#### Exercise description
Once every line in the data that follows has been checked for the word "year", give only the number of lines that hold it.

#### Information shown
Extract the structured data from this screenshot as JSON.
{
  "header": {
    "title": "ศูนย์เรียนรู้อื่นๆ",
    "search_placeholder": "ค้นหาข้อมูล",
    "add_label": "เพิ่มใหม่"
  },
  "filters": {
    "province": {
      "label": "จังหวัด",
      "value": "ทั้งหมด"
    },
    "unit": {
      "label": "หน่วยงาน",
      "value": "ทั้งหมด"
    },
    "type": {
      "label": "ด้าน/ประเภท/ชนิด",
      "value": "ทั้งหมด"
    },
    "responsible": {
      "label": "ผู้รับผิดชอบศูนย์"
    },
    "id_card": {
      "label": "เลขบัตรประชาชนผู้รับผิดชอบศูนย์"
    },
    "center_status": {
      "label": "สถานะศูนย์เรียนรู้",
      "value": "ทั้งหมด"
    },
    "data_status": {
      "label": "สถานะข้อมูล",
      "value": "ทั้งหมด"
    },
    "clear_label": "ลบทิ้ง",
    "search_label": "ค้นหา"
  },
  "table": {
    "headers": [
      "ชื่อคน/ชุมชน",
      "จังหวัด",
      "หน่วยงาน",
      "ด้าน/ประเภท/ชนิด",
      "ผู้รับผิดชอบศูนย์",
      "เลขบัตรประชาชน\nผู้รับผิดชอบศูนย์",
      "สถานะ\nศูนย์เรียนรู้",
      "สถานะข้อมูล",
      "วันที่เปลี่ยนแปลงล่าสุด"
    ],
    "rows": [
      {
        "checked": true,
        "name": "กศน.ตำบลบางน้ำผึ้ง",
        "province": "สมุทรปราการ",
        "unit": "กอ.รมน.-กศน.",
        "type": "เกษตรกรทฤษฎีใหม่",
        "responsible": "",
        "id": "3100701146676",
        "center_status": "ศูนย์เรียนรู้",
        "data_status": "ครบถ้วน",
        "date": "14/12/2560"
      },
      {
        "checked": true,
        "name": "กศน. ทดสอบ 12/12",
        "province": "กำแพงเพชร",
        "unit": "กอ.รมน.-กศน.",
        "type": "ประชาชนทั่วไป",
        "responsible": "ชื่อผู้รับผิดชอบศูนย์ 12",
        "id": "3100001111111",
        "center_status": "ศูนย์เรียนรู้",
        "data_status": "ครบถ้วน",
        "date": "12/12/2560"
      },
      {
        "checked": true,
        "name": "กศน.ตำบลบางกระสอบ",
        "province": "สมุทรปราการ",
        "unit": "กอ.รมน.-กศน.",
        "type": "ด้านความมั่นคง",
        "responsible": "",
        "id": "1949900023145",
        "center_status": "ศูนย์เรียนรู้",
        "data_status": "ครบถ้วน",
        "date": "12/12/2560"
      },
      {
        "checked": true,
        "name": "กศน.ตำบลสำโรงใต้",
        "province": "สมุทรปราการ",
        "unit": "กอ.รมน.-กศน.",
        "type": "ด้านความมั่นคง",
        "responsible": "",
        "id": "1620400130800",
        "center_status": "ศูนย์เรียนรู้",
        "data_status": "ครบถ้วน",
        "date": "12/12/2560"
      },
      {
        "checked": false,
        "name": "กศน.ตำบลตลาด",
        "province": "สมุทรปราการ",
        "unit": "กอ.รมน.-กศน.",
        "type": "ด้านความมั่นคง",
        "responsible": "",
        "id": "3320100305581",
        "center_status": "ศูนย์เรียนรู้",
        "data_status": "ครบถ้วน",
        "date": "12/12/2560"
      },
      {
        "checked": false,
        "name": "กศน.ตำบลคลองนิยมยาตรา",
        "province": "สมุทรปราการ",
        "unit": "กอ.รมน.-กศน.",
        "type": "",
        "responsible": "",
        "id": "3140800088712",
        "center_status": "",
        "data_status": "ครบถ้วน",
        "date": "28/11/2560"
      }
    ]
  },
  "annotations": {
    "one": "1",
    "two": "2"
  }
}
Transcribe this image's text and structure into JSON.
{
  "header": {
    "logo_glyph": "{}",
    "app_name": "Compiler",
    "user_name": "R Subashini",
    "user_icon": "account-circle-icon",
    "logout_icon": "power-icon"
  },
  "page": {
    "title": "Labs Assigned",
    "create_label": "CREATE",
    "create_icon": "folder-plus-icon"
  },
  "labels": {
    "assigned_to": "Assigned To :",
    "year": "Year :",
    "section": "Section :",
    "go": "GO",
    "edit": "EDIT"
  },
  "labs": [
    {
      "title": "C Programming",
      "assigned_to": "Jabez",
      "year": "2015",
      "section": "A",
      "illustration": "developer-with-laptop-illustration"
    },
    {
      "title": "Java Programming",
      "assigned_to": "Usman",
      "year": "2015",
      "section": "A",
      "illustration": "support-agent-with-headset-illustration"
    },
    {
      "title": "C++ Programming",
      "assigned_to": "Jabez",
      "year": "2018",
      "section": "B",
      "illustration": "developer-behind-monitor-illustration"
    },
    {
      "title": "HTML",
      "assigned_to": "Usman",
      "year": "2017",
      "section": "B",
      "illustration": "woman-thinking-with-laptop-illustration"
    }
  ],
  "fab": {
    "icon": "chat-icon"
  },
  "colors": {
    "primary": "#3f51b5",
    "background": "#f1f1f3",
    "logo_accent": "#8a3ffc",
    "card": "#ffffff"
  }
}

#### Completed exercise
5